2 Kings 20:1-3
The author of 2 Kings told us the destiny of Sennacherib, a very capable king of Assyria, by concluding his story in death according to Isaiah’s prophecy (2 Kings 19:35-37). In this way, the author conveys that Sennacherib was destroyed in the midst of his prospect of life. Today’s passage conveys the opposite message that Hezekiah is delivered in the midst of his prospect of death. Hezekiah became sick and was at the point of death. Hezekiah lives on under God’s blessing, while Sennacherib lives under God’s judgment.
Hearing God’s word that he will die, Hezekiah has no other choice. Whether he is ready or not, whether he can accept it or not, he knows that it will happen because God has said so. However, facing this reality, Hezekiah did not fail to come to the Lord in prayer. In his prayer, Hezekiah pleaded to the Lord to remember two things,
How he has faithfully and wholeheartedly walked before the Lord. This implies his character and commitment in fearing and obeying the Lord. This places him in direct contrast to his father, Ahaz, who absolutely has no heart to follow the Lord.
What he has done as an expression of his commitment to the Lord. He has brought the whole nation to return to the Lord by recovering the covenant relationship between the Lord & His people. He has restored Temple worship. He has restored the celebration of the Passover. He has destroyed all idols and this has inspired the whole nation to destroy all idols in their cities.
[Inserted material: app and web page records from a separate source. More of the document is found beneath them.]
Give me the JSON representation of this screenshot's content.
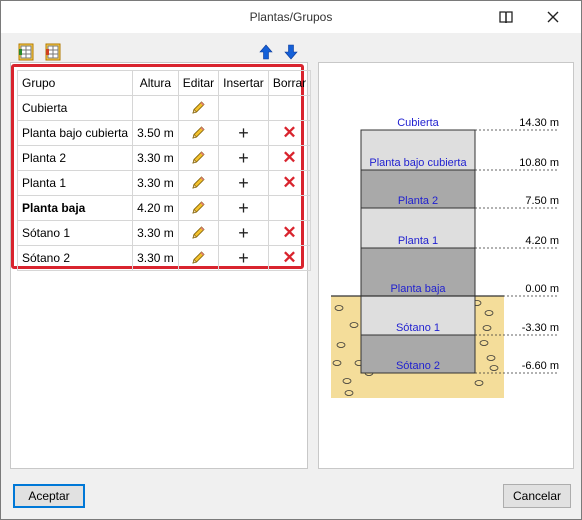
{
  "window": {
    "title": "Plantas/Grupos"
  },
  "table": {
    "headers": {
      "grupo": "Grupo",
      "altura": "Altura",
      "editar": "Editar",
      "insertar": "Insertar",
      "borrar": "Borrar"
    },
    "rows": [
      {
        "grupo": "Cubierta",
        "altura": "",
        "bold": false,
        "insertar": false,
        "borrar": false
      },
      {
        "grupo": "Planta bajo cubierta",
        "altura": "3.50 m",
        "bold": false,
        "insertar": true,
        "borrar": true
      },
      {
        "grupo": "Planta 2",
        "altura": "3.30 m",
        "bold": false,
        "insertar": true,
        "borrar": true
      },
      {
        "grupo": "Planta 1",
        "altura": "3.30 m",
        "bold": false,
        "insertar": true,
        "borrar": true
      },
      {
        "grupo": "Planta baja",
        "altura": "4.20 m",
        "bold": true,
        "insertar": true,
        "borrar": false
      },
      {
        "grupo": "Sótano 1",
        "altura": "3.30 m",
        "bold": false,
        "insertar": true,
        "borrar": true
      },
      {
        "grupo": "Sótano 2",
        "altura": "3.30 m",
        "bold": false,
        "insertar": true,
        "borrar": true
      }
    ]
  },
  "diagram": {
    "levels": [
      {
        "name": "Cubierta",
        "elevation": "14.30 m"
      },
      {
        "name": "Planta bajo cubierta",
        "elevation": "10.80 m"
      },
      {
        "name": "Planta 2",
        "elevation": "7.50 m"
      },
      {
        "name": "Planta 1",
        "elevation": "4.20 m"
      },
      {
        "name": "Planta baja",
        "elevation": "0.00 m"
      },
      {
        "name": "Sótano 1",
        "elevation": "-3.30 m"
      },
      {
        "name": "Sótano 2",
        "elevation": "-6.60 m"
      }
    ],
    "colors": {
      "label": "#1f1fd0",
      "dark": "#a9a9a9",
      "light": "#dedede",
      "soil": "#f4dd9a"
    }
  },
  "buttons": {
    "accept": "Aceptar",
    "cancel": "Cancelar"
  },
  "colors": {
    "highlight": "#d9242e",
    "arrow": "#1460d8"
  }
}
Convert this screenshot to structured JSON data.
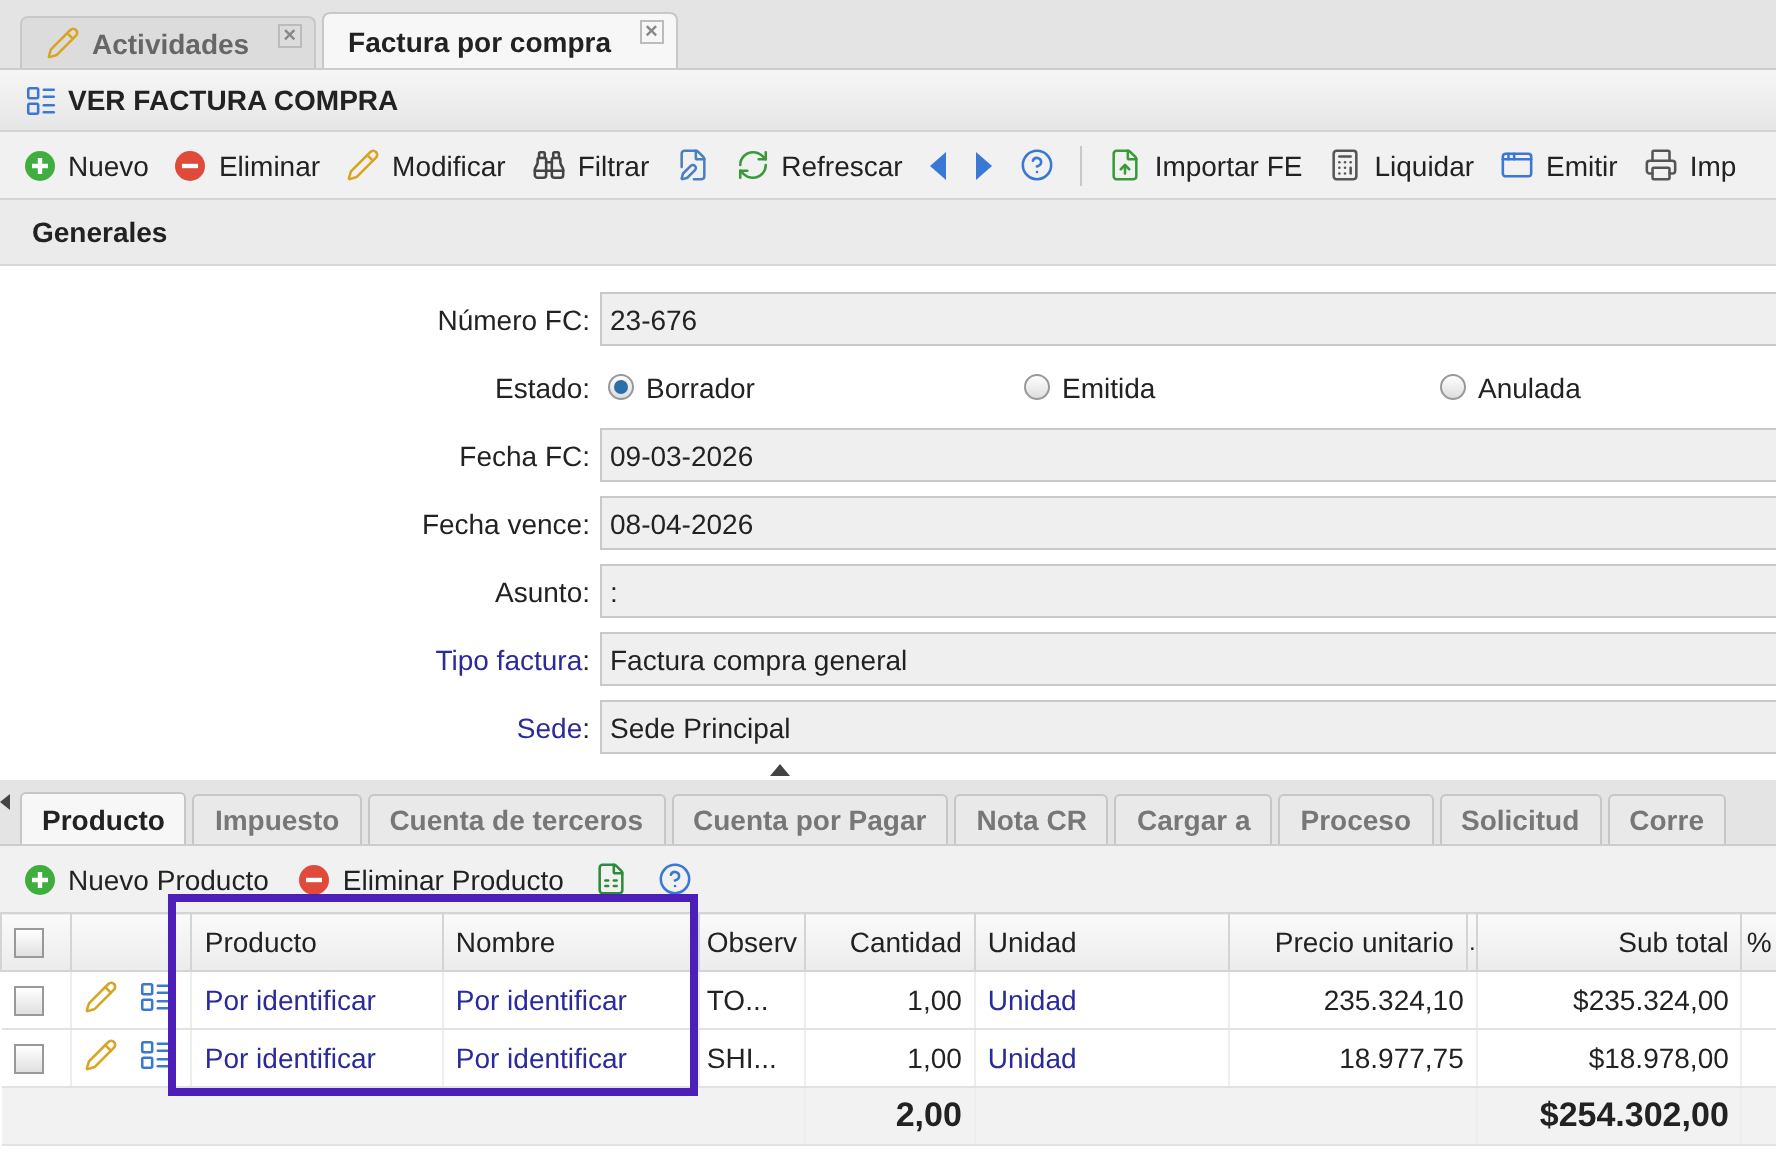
{
  "window_tabs": [
    {
      "label": "Actividades",
      "selected": false,
      "close": "×"
    },
    {
      "label": "Factura por compra",
      "selected": true,
      "close": "×"
    }
  ],
  "view_title": "VER FACTURA COMPRA",
  "toolbar": [
    {
      "kind": "button",
      "label": "Nuevo"
    },
    {
      "kind": "button",
      "label": "Eliminar"
    },
    {
      "kind": "button",
      "label": "Modificar"
    },
    {
      "kind": "button",
      "label": "Filtrar"
    },
    {
      "kind": "icon"
    },
    {
      "kind": "button",
      "label": "Refrescar"
    },
    {
      "kind": "icon"
    },
    {
      "kind": "icon"
    },
    {
      "kind": "icon"
    },
    {
      "kind": "separator"
    },
    {
      "kind": "button",
      "label": "Importar FE"
    },
    {
      "kind": "button",
      "label": "Liquidar"
    },
    {
      "kind": "button",
      "label": "Emitir"
    },
    {
      "kind": "button",
      "label": "Imp"
    }
  ],
  "section_title": "Generales",
  "form": [
    {
      "kind": "text",
      "label": "Número FC",
      "linked": false,
      "value": "23-676"
    },
    {
      "kind": "radio",
      "label": "Estado",
      "linked": false,
      "options": [
        {
          "label": "Borrador",
          "selected": true
        },
        {
          "label": "Emitida",
          "selected": false
        },
        {
          "label": "Anulada",
          "selected": false
        }
      ]
    },
    {
      "kind": "text",
      "label": "Fecha FC",
      "linked": false,
      "value": "09-03-2026"
    },
    {
      "kind": "text",
      "label": "Fecha vence",
      "linked": false,
      "value": "08-04-2026"
    },
    {
      "kind": "text",
      "label": "Asunto",
      "linked": false,
      "value": ":"
    },
    {
      "kind": "text",
      "label": "Tipo factura",
      "linked": true,
      "value": "Factura compra general"
    },
    {
      "kind": "text",
      "label": "Sede",
      "linked": true,
      "value": "Sede Principal"
    }
  ],
  "detail_tabs": [
    {
      "label": "Producto",
      "selected": true
    },
    {
      "label": "Impuesto",
      "selected": false
    },
    {
      "label": "Cuenta de terceros",
      "selected": false
    },
    {
      "label": "Cuenta por Pagar",
      "selected": false
    },
    {
      "label": "Nota CR",
      "selected": false
    },
    {
      "label": "Cargar a",
      "selected": false
    },
    {
      "label": "Proceso",
      "selected": false
    },
    {
      "label": "Solicitud",
      "selected": false
    },
    {
      "label": "Corre",
      "selected": false
    }
  ],
  "detail_toolbar": [
    {
      "kind": "button",
      "label": "Nuevo Producto"
    },
    {
      "kind": "button",
      "label": "Eliminar Producto"
    },
    {
      "kind": "icon"
    },
    {
      "kind": "icon"
    }
  ],
  "table": {
    "select_all_checked": false,
    "columns": [
      "Producto",
      "Nombre",
      "Observ",
      "Cantidad",
      "Unidad",
      "Precio unitario",
      ".",
      "Sub total",
      "%"
    ],
    "rows": [
      {
        "checked": false,
        "producto": "Por identificar",
        "nombre": "Por identificar",
        "observ": "TO...",
        "cantidad": "1,00",
        "unidad": "Unidad",
        "precio": "235.324,10",
        "subtotal": "$235.324,00"
      },
      {
        "checked": false,
        "producto": "Por identificar",
        "nombre": "Por identificar",
        "observ": "SHI...",
        "cantidad": "1,00",
        "unidad": "Unidad",
        "precio": "18.977,75",
        "subtotal": "$18.978,00"
      }
    ],
    "totals": {
      "cantidad": "2,00",
      "subtotal": "$254.302,00"
    }
  },
  "highlight": {
    "color": "#4b1fb8"
  },
  "label_separator": ":"
}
We shouldn’t read this as if Hezekiah is counting his credit before the Lord. Hezekiah is right that unless the Lord remembers us, we will live in misery. By saying “Lord, remember us,” it does not imply forgetfulness. He is omniscient. It is a figure of speech (Anthropomorphism). It implies His covenant faithfulness and providential care. When the Scripture says, “God remembers,” it is followed by some sort of action or work on behalf of God’s people. When God “remembers” Noah and his family floating in the ark, He caused the wind to blow, which began to dry up the water that covered the earth (Genesis 8:1). In Exodus 2:24, God “remembers” His people who were enslaved to the Egyptians, and, in the very next chapter, He sets in motion His plan to free the Israelites. The Lord remembered Hezekiah and granted his request. The repented criminal on the cross said, “Jesus, remember me when you come into your kingdom.” And the Lord said to him, “Truly, I say to you, today you will be with me in paradise.” (Luke 23:42-43) Indeed, our assurance lies in the Lord who remembers us even when our mind fails us such that we do not remember Him anymore.
“And when these failing lips grow dumb; and mind and memory flee; When Thou shalt in Thy kingdom come; Jesus, remember me.”*
––––––––––––––––––––––––––– *Lyrics by James Montgomery, “According to Thy gracious word”